Snow Fence

As the snow melted this week, it became clear how much snow piled up on the downwind side of my snow fence instead of on my driveway.

A well-placed, well-built snow fence can do a lot to make life easier, but before you begin, there are some things you need to know. If it isn’t done right, it can backfire on you and actually make things worse.

There is nothing you can do, short of cloud seeding, to add to or reduce the total amount of snow that falls on your property. But you can do things that have an impact on where that snow gathers, or drifts, under the influence of the wind. Whether it’s a snow fence, a line of trees, a wall, or a berm, the purpose of a windbreak is not to block snow from drifting but to cause drifting where you want it, leaving less to pile up where you don’t.

A good 4-foot snow fence will have a surprising effect on the snow depths downwind, but you have to understand what the outcome will be before you place it. Remember, the fence does not block drifting snow; it creates a drift by slowing down the wind, making it drop some of its snow. This creates a small drift on the upwind side of the fence but a larger one downwind. If you place your snow fence too close to your walkway or whatever you want to keep clear, that larger drift will make the snow deeper there, not exactly what the result you wanted.

Place your fence farther upwind from the place you want to protect than you think you should. A rule of thumb is that the snow fence should be 34 or 35 times the fence’s height away from the protected spot. That means a 4-foot snow fence should be placed no less than 136 feet from your driveway. (Good luck if that’s in your neighbor’s front yard.) Rules of thumb don’t always fit all, though. Factors like the strength of the prevailing wind, how heavy the snow is, and the porosity of your snow fence make a difference. But the point is that if you place your fence right next to, say, your driveway, it will drop more snow on your driveway, not less. Farther is better.

Since your snow fence will create drifting near it, try to plan it so that those drifts help you. Snow is water, so creating the drift on a field you plan to plant instead of your front step is a win/win situation.

Some other factors to consider when building a snow fence include the material you use, the strength and distance between the poles, and leaving a gap between the ground and the fence. Four-foot plastic snow fencing on a roll with about 50% porosity work well and doesn’t cost much, but in the wind and cold we have, it might not last through a good Teton Valley winter. Wooden slat fences may last longer but will cost more. Sturdy posts anchored deeply and solidly are a must; they are going to take a beating. And, of course, place the fence as closely as possible at a right angle to the prevailing winter wind, which is generally from the south around here.
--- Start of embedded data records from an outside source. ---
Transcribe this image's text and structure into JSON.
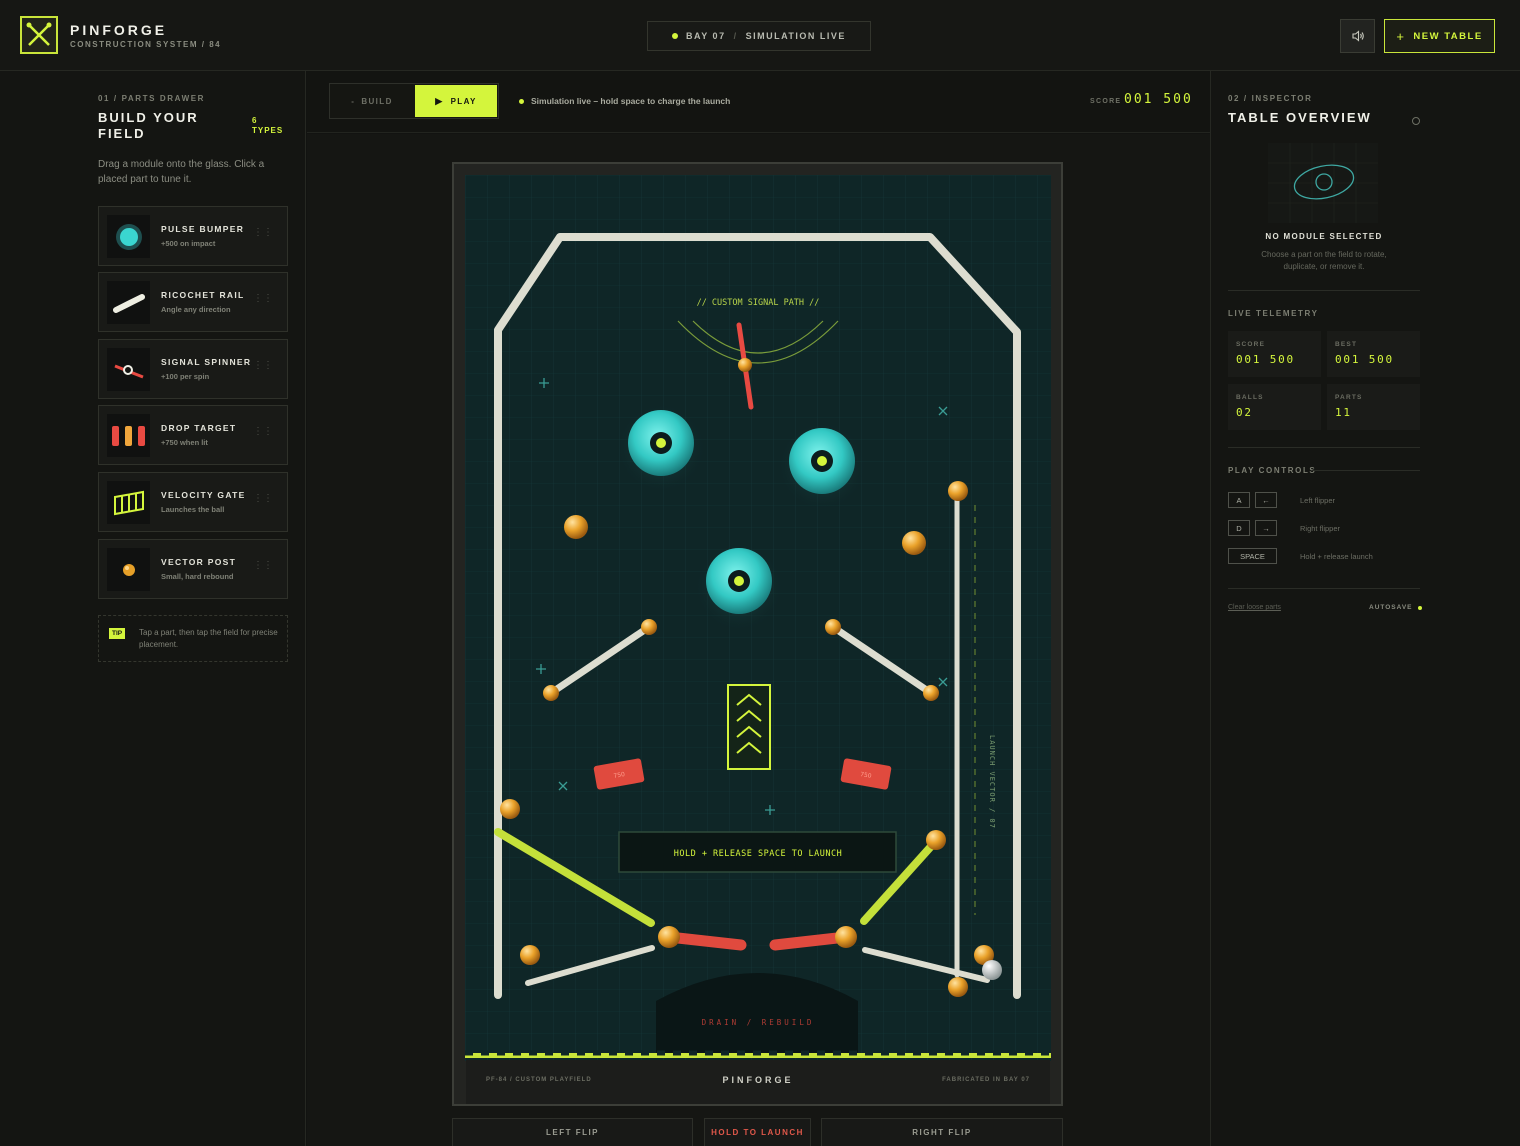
{
  "header": {
    "brand": "PINFORGE",
    "brand_sub": "CONSTRUCTION SYSTEM / 84",
    "bay": "BAY 07",
    "separator": "/",
    "status": "SIMULATION LIVE",
    "new_table": "NEW TABLE",
    "new_table_icon": "plus-icon",
    "sound_icon": "speaker-icon"
  },
  "parts_drawer": {
    "section": "01 / PARTS DRAWER",
    "title": "BUILD YOUR FIELD",
    "count": "6 TYPES",
    "description": "Drag a module onto the glass. Click a placed part to tune it.",
    "items": [
      {
        "name": "PULSE BUMPER",
        "desc": "+500 on impact",
        "icon": "pulse-bumper-icon"
      },
      {
        "name": "RICOCHET RAIL",
        "desc": "Angle any direction",
        "icon": "ricochet-rail-icon"
      },
      {
        "name": "SIGNAL SPINNER",
        "desc": "+100 per spin",
        "icon": "signal-spinner-icon"
      },
      {
        "name": "DROP TARGET",
        "desc": "+750 when lit",
        "icon": "drop-target-icon"
      },
      {
        "name": "VELOCITY GATE",
        "desc": "Launches the ball",
        "icon": "velocity-gate-icon"
      },
      {
        "name": "VECTOR POST",
        "desc": "Small, hard rebound",
        "icon": "vector-post-icon"
      }
    ],
    "tip_badge": "TIP",
    "tip_text": "Tap a part, then tap the field for precise placement."
  },
  "toolbar": {
    "build": "BUILD",
    "play": "PLAY",
    "message": "Simulation live – hold space to charge the launch",
    "score_label": "SCORE",
    "score_value": "001 500"
  },
  "playfield": {
    "signal_path": "// CUSTOM SIGNAL PATH //",
    "launch_prompt": "HOLD + RELEASE SPACE TO LAUNCH",
    "drain": "DRAIN / REBUILD",
    "launch_vector": "LAUNCH VECTOR / 07",
    "target_value_left": "750",
    "target_value_right": "750",
    "footer_left": "PF-84 / CUSTOM PLAYFIELD",
    "footer_mid": "PINFORGE",
    "footer_right": "FABRICATED IN BAY 07"
  },
  "controls": {
    "left": "LEFT FLIP",
    "launch": "HOLD TO LAUNCH",
    "right": "RIGHT FLIP"
  },
  "inspector": {
    "section": "02 / INSPECTOR",
    "title": "TABLE OVERVIEW",
    "no_module": "NO MODULE SELECTED",
    "no_module_sub": "Choose a part on the field to rotate, duplicate, or remove it.",
    "telemetry_label": "LIVE TELEMETRY",
    "telemetry": [
      {
        "label": "SCORE",
        "value": "001 500"
      },
      {
        "label": "BEST",
        "value": "001 500"
      },
      {
        "label": "BALLS",
        "value": "02"
      },
      {
        "label": "PARTS",
        "value": "11"
      }
    ],
    "controls_label": "PLAY CONTROLS",
    "controls": [
      {
        "key": "A",
        "alt": "←",
        "desc": "Left flipper"
      },
      {
        "key": "D",
        "alt": "→",
        "desc": "Right flipper"
      },
      {
        "key": "SPACE",
        "alt": "",
        "desc": "Hold + release launch"
      }
    ],
    "clear": "Clear loose parts",
    "autosave": "AUTOSAVE"
  },
  "colors": {
    "accent": "#d4f53c",
    "bumper": "#3ad6d0",
    "target": "#e04a3e",
    "field": "#0f2a2c"
  }
}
As for that gap between the ground and the bottom of your fence, it is to let some wind blow under the fence too and reduce the snow build-up against it, which would shorten it and make it less effective. The rule of thumb for the gap is that it should be 10% of the fence’s height, so 5 inches for a 4 foot fence.

If you are interested in learning much more about the science behind snow fences and how best to build and place them, have I got a resource for you! Just look for anything written by the late Dr. Ronald D. Tabler, AKA The Wizard of Blizzard. His masterpiece, “Controlling Blowing and Drifting Snow with Snow Fences and Road Design”, is a great 300+ page read on a long winter’s day, or better yet, a beach read before the next snow season begins. Read fast.